Green coffee bean extract, a potential antioxidant, has high concentrations of polyphenols called chlorogenic acids (also present in roasted coffee and black tea). Chologenic acids influence glucose metabolism by inhibiting the enzyme glucose-6-phosphatase which plays a role in the liver’s glucose production. Besides weight loss and improvements in glucose, green coffee bean extract is also associated with minimizing blood pressure spikes.
Only a few human studies that use cholorgenic acid exist (none that examine the use in women with PCOS) and most had small sample sizes and poor design.
In the most recent study published in 2012 in Diabetes, Metabolic Syndrome and Obesity, overweight individuals from India were randomly assigned to a high-dose of cholorgenic acid, a low-dose of it, and a placebo for 6 weeks at a time, separated by a 2-week washout period. The chlorogenic acid content was 45.9%, and the dosage ranged from 700 to 1050 mg. No changes to diet were made. Significant reductions in body weight (an average of 10% loss), BMI, and percent body fat were found.
Many, however, question the validity of this study as it was funded by a supplement manufacturer. It had a tiny sample size (only 16 adults), lacked proper blinding and doses, had unreliable diet recalls, and repeated measurements.

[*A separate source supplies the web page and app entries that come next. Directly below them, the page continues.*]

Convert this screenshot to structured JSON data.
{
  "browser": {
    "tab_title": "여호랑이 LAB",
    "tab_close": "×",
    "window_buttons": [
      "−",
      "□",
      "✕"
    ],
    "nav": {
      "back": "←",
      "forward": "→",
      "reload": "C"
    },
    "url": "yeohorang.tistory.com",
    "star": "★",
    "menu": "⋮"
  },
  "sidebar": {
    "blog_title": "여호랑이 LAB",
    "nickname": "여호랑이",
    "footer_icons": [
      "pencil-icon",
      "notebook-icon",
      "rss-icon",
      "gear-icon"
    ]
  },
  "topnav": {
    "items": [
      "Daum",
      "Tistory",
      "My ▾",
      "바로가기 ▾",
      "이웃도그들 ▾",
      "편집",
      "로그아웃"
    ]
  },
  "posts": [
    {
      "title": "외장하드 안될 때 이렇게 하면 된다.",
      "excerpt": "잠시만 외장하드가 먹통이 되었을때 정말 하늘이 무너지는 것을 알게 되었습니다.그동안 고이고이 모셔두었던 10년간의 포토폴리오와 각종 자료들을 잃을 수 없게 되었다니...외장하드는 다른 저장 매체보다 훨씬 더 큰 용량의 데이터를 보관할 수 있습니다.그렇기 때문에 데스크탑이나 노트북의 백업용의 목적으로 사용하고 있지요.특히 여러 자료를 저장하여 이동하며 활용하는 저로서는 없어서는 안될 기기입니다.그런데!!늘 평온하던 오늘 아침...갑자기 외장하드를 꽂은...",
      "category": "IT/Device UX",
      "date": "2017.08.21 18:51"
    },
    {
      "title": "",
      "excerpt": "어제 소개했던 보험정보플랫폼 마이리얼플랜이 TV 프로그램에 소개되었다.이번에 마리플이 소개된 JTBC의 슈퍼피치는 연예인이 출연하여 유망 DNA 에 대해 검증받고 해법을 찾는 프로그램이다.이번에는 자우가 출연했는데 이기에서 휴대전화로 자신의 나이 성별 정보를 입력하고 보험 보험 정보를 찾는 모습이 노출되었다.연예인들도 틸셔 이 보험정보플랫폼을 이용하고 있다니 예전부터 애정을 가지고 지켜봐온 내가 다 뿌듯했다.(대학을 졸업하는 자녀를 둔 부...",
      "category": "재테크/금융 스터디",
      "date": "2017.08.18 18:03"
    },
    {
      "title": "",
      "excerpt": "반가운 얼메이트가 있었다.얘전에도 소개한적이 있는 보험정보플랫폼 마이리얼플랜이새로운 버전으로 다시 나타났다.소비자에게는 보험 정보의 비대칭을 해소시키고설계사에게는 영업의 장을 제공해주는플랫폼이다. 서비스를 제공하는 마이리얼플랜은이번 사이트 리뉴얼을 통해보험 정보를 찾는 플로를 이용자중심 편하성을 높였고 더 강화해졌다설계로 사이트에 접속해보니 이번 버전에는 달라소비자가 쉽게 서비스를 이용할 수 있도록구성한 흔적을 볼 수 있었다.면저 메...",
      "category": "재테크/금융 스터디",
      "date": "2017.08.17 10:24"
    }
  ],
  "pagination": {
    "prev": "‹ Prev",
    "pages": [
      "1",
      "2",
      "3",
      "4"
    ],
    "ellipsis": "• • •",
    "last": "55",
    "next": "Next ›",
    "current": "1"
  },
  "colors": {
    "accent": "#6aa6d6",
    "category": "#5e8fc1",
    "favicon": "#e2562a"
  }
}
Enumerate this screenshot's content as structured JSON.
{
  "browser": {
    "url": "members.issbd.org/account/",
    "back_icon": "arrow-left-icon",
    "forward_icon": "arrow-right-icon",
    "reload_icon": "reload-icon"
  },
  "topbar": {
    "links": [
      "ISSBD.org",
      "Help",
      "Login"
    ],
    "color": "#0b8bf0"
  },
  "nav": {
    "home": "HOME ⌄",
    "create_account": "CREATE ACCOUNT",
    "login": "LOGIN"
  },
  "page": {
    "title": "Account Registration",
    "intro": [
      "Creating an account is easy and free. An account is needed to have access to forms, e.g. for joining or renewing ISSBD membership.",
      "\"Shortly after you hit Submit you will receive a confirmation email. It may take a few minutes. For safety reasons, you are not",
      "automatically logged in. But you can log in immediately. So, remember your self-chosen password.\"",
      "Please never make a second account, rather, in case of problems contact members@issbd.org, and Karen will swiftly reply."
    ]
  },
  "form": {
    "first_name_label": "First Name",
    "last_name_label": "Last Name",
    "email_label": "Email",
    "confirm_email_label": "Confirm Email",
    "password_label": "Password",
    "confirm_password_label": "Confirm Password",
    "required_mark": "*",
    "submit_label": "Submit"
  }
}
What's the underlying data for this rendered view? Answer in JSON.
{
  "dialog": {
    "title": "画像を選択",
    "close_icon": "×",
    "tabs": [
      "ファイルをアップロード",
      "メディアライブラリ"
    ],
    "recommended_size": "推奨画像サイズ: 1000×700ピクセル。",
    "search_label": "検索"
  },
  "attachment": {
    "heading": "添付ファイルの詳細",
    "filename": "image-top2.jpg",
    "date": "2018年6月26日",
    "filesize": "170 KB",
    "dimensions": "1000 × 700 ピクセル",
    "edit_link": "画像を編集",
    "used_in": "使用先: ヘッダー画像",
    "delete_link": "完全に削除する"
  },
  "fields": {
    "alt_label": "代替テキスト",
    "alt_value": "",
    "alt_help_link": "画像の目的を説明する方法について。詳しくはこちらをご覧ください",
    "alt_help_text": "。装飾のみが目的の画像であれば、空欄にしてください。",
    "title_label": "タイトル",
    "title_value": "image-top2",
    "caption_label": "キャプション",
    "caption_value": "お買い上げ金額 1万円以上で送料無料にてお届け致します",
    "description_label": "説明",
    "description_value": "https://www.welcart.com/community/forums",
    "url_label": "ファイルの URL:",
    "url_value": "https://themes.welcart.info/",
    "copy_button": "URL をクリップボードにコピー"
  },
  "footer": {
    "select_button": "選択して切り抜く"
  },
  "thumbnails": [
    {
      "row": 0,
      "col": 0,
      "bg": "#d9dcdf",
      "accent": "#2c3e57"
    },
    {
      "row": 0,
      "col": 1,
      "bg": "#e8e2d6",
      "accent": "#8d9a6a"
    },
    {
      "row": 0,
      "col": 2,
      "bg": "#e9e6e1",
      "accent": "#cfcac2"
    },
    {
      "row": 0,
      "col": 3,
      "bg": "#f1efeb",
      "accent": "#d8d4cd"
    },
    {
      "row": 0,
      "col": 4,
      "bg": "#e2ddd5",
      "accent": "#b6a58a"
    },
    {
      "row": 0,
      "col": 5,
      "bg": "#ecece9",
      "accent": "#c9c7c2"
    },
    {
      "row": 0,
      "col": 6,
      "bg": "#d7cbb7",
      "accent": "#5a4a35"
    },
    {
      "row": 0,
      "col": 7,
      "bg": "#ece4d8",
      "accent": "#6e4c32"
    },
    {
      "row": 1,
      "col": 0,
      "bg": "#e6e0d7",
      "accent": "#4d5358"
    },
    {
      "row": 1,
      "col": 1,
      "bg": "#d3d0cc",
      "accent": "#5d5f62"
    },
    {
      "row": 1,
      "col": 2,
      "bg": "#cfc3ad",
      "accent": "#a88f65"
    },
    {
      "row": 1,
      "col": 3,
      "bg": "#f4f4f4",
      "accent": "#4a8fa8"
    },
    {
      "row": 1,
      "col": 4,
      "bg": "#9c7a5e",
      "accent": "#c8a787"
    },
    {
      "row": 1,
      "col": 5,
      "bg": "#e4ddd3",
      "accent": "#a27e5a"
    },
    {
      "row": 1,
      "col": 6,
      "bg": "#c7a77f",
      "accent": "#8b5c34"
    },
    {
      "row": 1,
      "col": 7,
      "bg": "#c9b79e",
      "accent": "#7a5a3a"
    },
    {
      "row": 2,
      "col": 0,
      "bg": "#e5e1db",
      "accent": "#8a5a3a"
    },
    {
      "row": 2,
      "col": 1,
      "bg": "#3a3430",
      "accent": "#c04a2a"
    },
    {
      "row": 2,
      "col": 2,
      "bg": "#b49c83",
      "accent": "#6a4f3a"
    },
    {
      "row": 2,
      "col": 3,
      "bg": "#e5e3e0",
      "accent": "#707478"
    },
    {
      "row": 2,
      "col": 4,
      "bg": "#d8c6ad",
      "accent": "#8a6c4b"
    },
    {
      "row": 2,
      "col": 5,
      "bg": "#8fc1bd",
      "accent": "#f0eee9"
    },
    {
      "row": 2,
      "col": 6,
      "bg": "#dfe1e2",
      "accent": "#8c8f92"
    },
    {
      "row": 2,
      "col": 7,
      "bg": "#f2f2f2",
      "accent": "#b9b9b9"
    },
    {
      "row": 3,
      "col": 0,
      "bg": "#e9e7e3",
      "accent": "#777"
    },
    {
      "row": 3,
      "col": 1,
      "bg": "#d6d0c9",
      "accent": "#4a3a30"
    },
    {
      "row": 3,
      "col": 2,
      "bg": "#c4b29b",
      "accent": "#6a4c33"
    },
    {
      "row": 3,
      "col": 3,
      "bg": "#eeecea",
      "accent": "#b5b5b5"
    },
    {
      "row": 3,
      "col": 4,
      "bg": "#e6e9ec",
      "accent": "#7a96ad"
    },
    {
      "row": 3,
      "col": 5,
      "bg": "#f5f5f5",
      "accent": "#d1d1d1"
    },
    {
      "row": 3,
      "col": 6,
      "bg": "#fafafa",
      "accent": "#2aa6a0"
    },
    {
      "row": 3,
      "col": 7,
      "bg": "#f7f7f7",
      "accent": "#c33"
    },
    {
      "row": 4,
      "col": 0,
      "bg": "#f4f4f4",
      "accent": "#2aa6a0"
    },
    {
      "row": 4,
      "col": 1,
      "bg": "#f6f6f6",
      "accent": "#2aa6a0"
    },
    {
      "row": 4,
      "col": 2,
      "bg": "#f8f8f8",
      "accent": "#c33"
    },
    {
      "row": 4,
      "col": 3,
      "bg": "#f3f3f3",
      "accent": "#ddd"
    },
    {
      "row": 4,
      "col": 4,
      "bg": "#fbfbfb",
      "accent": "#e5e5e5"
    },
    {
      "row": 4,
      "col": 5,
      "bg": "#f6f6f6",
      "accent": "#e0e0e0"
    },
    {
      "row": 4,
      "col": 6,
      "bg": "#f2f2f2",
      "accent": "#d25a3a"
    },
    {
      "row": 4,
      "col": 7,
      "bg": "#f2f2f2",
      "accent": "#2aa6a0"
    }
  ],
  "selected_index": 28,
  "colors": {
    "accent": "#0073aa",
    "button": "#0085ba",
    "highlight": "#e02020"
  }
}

There was no mention of the results of those taking higher dosages of chlorgenic acid versus lower dosages. An article from Science-based Medicine summarizes the problems with this study well.
Another randomized control trial published in Nutrition and Metabolism studied the effects of 12 g decaffeinated coffee, 1 g chlorogenic acid, and placebo on glucose levels in 15 overweight men. No changes in glucose or insulin secretion were found.

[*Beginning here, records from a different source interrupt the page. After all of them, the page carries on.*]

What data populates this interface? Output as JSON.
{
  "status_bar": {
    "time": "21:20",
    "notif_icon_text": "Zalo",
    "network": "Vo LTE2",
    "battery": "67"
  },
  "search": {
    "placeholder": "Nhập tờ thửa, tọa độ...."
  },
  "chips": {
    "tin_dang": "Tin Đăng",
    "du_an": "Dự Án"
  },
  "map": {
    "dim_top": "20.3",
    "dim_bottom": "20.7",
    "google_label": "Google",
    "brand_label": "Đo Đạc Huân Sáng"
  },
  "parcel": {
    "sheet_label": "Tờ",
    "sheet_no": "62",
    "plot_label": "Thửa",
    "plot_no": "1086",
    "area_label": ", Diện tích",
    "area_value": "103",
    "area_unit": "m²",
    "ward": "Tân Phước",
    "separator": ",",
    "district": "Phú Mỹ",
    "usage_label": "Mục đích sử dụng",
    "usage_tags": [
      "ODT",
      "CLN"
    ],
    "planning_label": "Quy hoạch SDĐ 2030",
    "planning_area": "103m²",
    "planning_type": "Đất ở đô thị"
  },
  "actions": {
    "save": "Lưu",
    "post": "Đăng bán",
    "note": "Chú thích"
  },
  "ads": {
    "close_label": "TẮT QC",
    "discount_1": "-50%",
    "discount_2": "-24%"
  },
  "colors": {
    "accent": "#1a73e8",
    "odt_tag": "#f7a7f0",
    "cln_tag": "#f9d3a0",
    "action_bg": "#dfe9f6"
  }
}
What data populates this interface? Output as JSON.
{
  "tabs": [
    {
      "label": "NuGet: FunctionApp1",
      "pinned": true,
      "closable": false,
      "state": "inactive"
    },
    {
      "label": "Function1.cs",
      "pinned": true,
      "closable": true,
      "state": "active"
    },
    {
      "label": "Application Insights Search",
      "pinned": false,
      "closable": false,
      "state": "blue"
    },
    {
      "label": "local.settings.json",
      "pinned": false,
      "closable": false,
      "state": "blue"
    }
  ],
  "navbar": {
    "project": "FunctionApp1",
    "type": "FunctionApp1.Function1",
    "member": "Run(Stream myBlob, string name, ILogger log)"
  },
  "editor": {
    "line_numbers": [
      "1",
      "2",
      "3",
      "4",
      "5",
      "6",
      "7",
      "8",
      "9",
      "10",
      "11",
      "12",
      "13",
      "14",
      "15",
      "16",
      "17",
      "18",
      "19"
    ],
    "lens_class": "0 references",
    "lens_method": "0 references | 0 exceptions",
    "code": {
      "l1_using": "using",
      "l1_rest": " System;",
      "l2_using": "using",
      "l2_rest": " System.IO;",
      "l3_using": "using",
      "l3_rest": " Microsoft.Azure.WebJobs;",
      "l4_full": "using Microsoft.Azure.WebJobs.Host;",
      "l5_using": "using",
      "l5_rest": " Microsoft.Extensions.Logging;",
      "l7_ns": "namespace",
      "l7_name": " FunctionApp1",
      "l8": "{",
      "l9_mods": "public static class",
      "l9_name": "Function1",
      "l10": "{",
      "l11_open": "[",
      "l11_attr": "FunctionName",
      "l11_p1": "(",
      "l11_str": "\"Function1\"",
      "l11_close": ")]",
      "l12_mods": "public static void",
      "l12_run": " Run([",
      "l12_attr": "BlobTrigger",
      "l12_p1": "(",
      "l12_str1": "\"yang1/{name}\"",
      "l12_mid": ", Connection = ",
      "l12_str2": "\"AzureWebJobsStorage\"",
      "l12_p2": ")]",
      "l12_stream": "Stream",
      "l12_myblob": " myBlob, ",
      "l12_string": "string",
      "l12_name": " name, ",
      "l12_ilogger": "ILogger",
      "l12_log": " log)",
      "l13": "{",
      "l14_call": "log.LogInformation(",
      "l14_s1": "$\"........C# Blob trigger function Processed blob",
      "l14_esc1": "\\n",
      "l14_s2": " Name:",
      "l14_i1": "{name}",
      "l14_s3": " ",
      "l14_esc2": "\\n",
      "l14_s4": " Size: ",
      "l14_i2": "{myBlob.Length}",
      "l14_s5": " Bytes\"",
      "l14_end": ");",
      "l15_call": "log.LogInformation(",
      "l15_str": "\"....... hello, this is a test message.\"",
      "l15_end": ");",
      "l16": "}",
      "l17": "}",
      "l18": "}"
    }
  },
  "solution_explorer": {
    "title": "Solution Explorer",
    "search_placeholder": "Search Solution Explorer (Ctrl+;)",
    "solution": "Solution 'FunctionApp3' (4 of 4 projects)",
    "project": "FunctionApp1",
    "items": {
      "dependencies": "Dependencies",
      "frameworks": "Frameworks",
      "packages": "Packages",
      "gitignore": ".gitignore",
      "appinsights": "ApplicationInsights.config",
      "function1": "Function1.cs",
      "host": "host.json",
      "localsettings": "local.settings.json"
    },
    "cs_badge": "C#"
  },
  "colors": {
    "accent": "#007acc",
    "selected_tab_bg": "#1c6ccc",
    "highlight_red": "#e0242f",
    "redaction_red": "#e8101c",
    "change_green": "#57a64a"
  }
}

There is some evidence, again from small sample sizes, that cholorgenic acid may lower blood pressure but more long-term and large sample sizes are needed.
Chlorogenic acid has been shown to raise total homocysteine concentrations in coffee and tea drinkers. (Elevated homocysteine levels is a risk factor for heart disease). Since cholorgenic acid may play a role in glucose metabolism, it could cause low blood sugar. It may also cause nutritional malabsorption issues and should not be used is you are pregnant or breastfeeding.
Don’t believe the hype or clever marketing. There is no “magic pill” for weight loss, especially one that claims weight loss without lifestyle changes. If there were, pharmaceutical companies wouldn’t be investing billions of dollars to find one.
Until more long-term and well controlled studies examining the use of green coffee bean extract in PCOS are done, it shouldn’t be recommended. Your money can be better well spent on dietary supplements that do have substantial and reliable evidence to improve reproductive and metabolic symptoms of PCOS such as n-acetyl cysteine (NAC) and myo-inositol and d-chiro inositol.